Write the full listing out again, word for word, but omit the pictures.
*** EXTRACTED INFORMATION Section Begins ***
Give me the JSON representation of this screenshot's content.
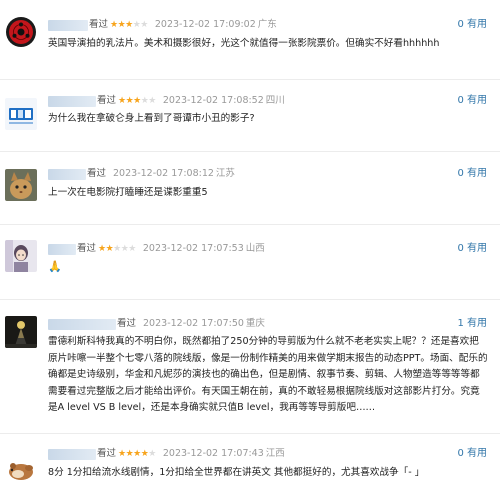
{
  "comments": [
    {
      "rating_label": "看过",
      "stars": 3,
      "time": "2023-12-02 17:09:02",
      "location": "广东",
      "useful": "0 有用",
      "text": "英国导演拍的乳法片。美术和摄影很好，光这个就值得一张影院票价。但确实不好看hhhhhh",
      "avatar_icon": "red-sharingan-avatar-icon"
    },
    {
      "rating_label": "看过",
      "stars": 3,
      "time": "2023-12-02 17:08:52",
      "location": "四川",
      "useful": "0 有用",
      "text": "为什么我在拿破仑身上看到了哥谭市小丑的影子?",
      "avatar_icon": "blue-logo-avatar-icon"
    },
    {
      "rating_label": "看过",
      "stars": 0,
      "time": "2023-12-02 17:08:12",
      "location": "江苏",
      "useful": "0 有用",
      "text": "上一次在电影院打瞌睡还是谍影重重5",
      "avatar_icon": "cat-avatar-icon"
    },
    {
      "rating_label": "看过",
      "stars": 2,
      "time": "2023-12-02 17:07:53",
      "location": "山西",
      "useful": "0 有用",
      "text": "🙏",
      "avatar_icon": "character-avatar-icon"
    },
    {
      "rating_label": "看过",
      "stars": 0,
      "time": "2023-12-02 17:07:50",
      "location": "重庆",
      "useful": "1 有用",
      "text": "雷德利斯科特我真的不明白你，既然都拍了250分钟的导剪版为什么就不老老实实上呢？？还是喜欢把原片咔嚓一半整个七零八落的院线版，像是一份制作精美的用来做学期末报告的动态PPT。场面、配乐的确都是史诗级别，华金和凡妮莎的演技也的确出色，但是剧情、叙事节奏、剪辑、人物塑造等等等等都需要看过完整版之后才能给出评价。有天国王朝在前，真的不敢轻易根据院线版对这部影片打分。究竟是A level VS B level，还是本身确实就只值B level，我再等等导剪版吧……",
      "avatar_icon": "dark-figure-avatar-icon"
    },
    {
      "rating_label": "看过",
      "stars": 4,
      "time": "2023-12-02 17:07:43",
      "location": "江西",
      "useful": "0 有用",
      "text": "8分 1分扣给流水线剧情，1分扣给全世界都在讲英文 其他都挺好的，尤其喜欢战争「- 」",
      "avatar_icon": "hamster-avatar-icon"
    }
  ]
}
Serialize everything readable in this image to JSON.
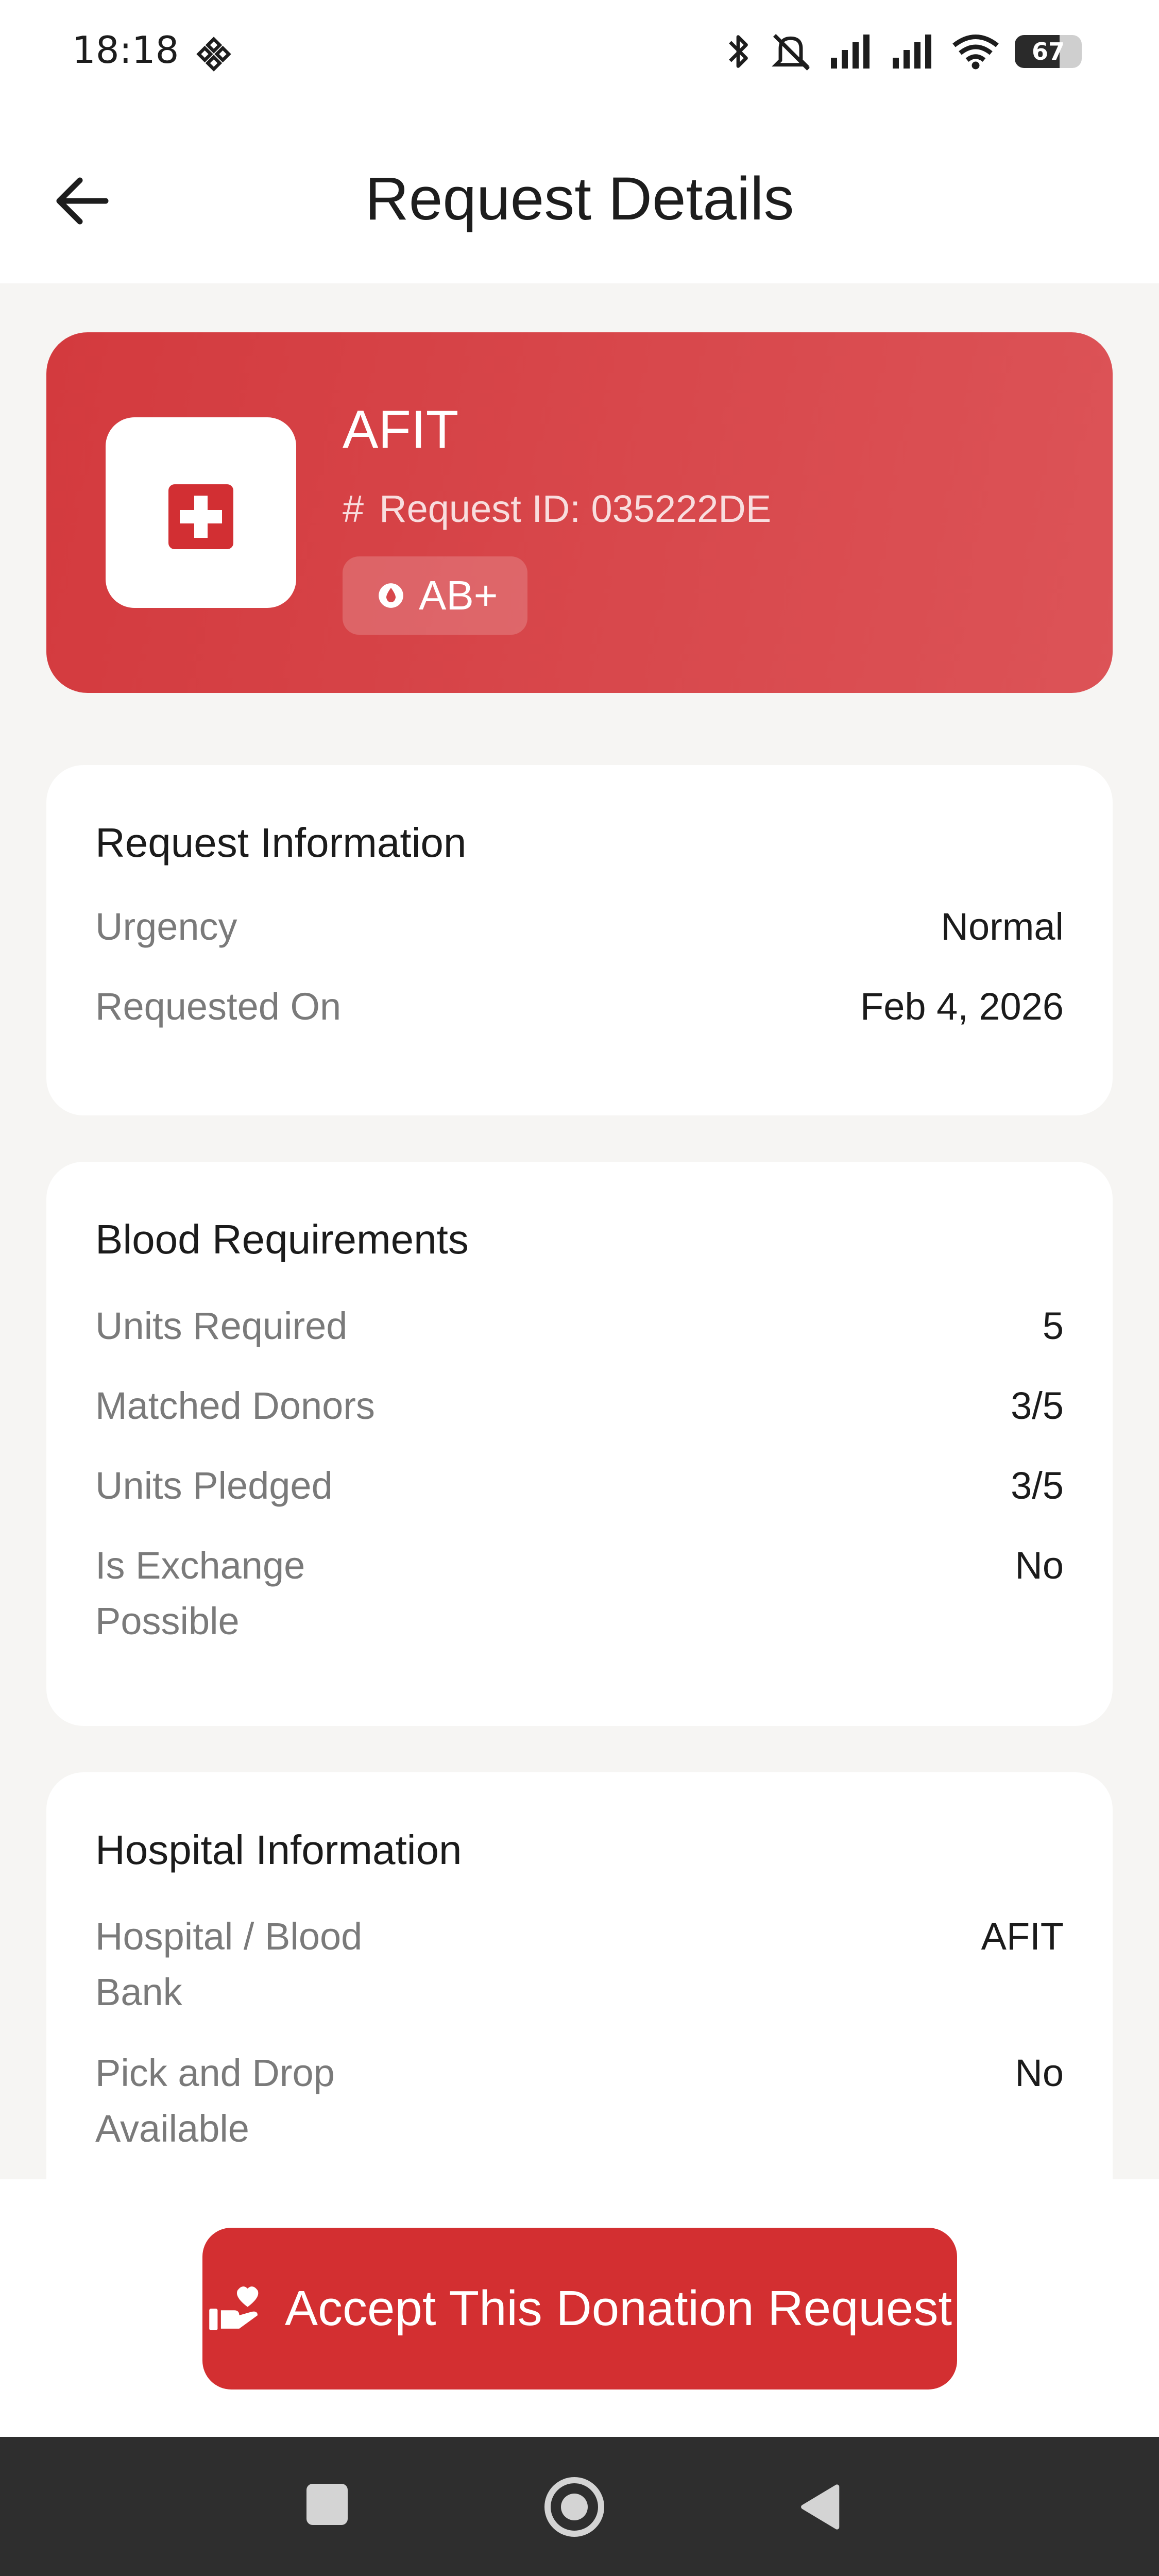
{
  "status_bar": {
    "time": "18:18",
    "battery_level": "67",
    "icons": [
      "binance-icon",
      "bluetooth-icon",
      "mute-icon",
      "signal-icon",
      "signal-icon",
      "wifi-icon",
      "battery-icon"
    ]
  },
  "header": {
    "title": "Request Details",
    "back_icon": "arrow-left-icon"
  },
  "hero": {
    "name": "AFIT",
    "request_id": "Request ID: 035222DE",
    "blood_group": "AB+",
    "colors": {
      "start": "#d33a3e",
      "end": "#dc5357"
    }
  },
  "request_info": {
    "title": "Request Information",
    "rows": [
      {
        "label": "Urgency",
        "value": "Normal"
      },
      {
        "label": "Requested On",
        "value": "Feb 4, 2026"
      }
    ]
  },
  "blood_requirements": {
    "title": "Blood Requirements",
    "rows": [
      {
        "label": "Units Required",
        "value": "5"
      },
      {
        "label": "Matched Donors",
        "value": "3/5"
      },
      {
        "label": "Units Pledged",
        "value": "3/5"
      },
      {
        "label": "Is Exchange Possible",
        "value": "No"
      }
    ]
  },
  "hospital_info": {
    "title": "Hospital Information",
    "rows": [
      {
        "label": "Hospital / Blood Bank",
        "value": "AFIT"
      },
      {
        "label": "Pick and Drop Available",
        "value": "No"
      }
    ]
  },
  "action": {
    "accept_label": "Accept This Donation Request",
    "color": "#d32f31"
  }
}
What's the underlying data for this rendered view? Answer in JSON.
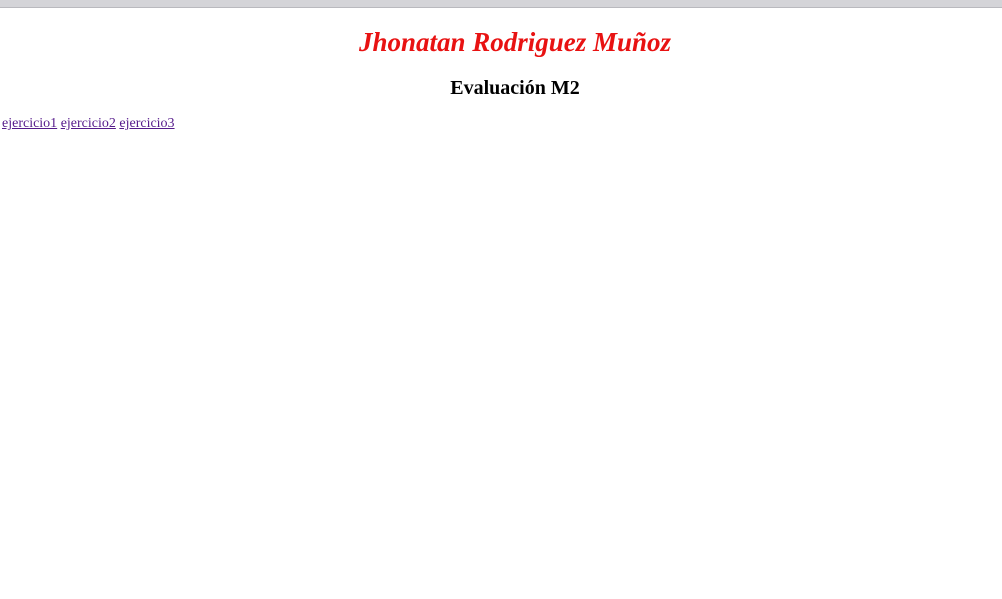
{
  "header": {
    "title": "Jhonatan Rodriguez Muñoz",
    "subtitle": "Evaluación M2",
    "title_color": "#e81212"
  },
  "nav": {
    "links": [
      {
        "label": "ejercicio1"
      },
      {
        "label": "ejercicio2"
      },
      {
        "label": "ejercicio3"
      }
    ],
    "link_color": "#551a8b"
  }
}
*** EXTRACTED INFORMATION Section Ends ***
- **OUTPUT BELOW**
Give me the JSON representation of this screenshot's content.
{
  "comments": [
    {
      "rating_label": "看过",
      "stars": 3,
      "time": "2023-12-02 17:09:02",
      "location": "广东",
      "useful": "0 有用",
      "text": "英国导演拍的乳法片。美术和摄影很好，光这个就值得一张影院票价。但确实不好看hhhhhh",
      "avatar_icon": "red-sharingan-avatar-icon"
    },
    {
      "rating_label": "看过",
      "stars": 3,
      "time": "2023-12-02 17:08:52",
      "location": "四川",
      "useful": "0 有用",
      "text": "为什么我在拿破仑身上看到了哥谭市小丑的影子?",
      "avatar_icon": "blue-logo-avatar-icon"
    },
    {
      "rating_label": "看过",
      "stars": 0,
      "time": "2023-12-02 17:08:12",
      "location": "江苏",
      "useful": "0 有用",
      "text": "上一次在电影院打瞌睡还是谍影重重5",
      "avatar_icon": "cat-avatar-icon"
    },
    {
      "rating_label": "看过",
      "stars": 2,
      "time": "2023-12-02 17:07:53",
      "location": "山西",
      "useful": "0 有用",
      "text": "🙏",
      "avatar_icon": "character-avatar-icon"
    },
    {
      "rating_label": "看过",
      "stars": 0,
      "time": "2023-12-02 17:07:50",
      "location": "重庆",
      "useful": "1 有用",
      "text": "雷德利斯科特我真的不明白你，既然都拍了250分钟的导剪版为什么就不老老实实上呢？？还是喜欢把原片咔嚓一半整个七零八落的院线版，像是一份制作精美的用来做学期末报告的动态PPT。场面、配乐的确都是史诗级别，华金和凡妮莎的演技也的确出色，但是剧情、叙事节奏、剪辑、人物塑造等等等等都需要看过完整版之后才能给出评价。有天国王朝在前，真的不敢轻易根据院线版对这部影片打分。究竟是A level VS B level，还是本身确实就只值B level，我再等等导剪版吧……",
      "avatar_icon": "dark-figure-avatar-icon"
    },
    {
      "rating_label": "看过",
      "stars": 4,
      "time": "2023-12-02 17:07:43",
      "location": "江西",
      "useful": "0 有用",
      "text": "8分 1分扣给流水线剧情，1分扣给全世界都在讲英文 其他都挺好的，尤其喜欢战争「- 」",
      "avatar_icon": "hamster-avatar-icon"
    }
  ]
}
Serialize everything readable in this image to JSON.
{
  "status_bar": {
    "time": "18:18",
    "battery_level": "67",
    "icons": [
      "binance-icon",
      "bluetooth-icon",
      "mute-icon",
      "signal-icon",
      "signal-icon",
      "wifi-icon",
      "battery-icon"
    ]
  },
  "header": {
    "title": "Request Details",
    "back_icon": "arrow-left-icon"
  },
  "hero": {
    "name": "AFIT",
    "request_id": "Request ID: 035222DE",
    "blood_group": "AB+",
    "colors": {
      "start": "#d33a3e",
      "end": "#dc5357"
    }
  },
  "request_info": {
    "title": "Request Information",
    "rows": [
      {
        "label": "Urgency",
        "value": "Normal"
      },
      {
        "label": "Requested On",
        "value": "Feb 4, 2026"
      }
    ]
  },
  "blood_requirements": {
    "title": "Blood Requirements",
    "rows": [
      {
        "label": "Units Required",
        "value": "5"
      },
      {
        "label": "Matched Donors",
        "value": "3/5"
      },
      {
        "label": "Units Pledged",
        "value": "3/5"
      },
      {
        "label": "Is Exchange Possible",
        "value": "No"
      }
    ]
  },
  "hospital_info": {
    "title": "Hospital Information",
    "rows": [
      {
        "label": "Hospital / Blood Bank",
        "value": "AFIT"
      },
      {
        "label": "Pick and Drop Available",
        "value": "No"
      }
    ]
  },
  "action": {
    "accept_label": "Accept This Donation Request",
    "color": "#d32f31"
  }
}
What's the underlying data for this rendered view? Answer in JSON.
{
  "header": {
    "title": "Jhonatan Rodriguez Muñoz",
    "subtitle": "Evaluación M2",
    "title_color": "#e81212"
  },
  "nav": {
    "links": [
      {
        "label": "ejercicio1"
      },
      {
        "label": "ejercicio2"
      },
      {
        "label": "ejercicio3"
      }
    ],
    "link_color": "#551a8b"
  }
}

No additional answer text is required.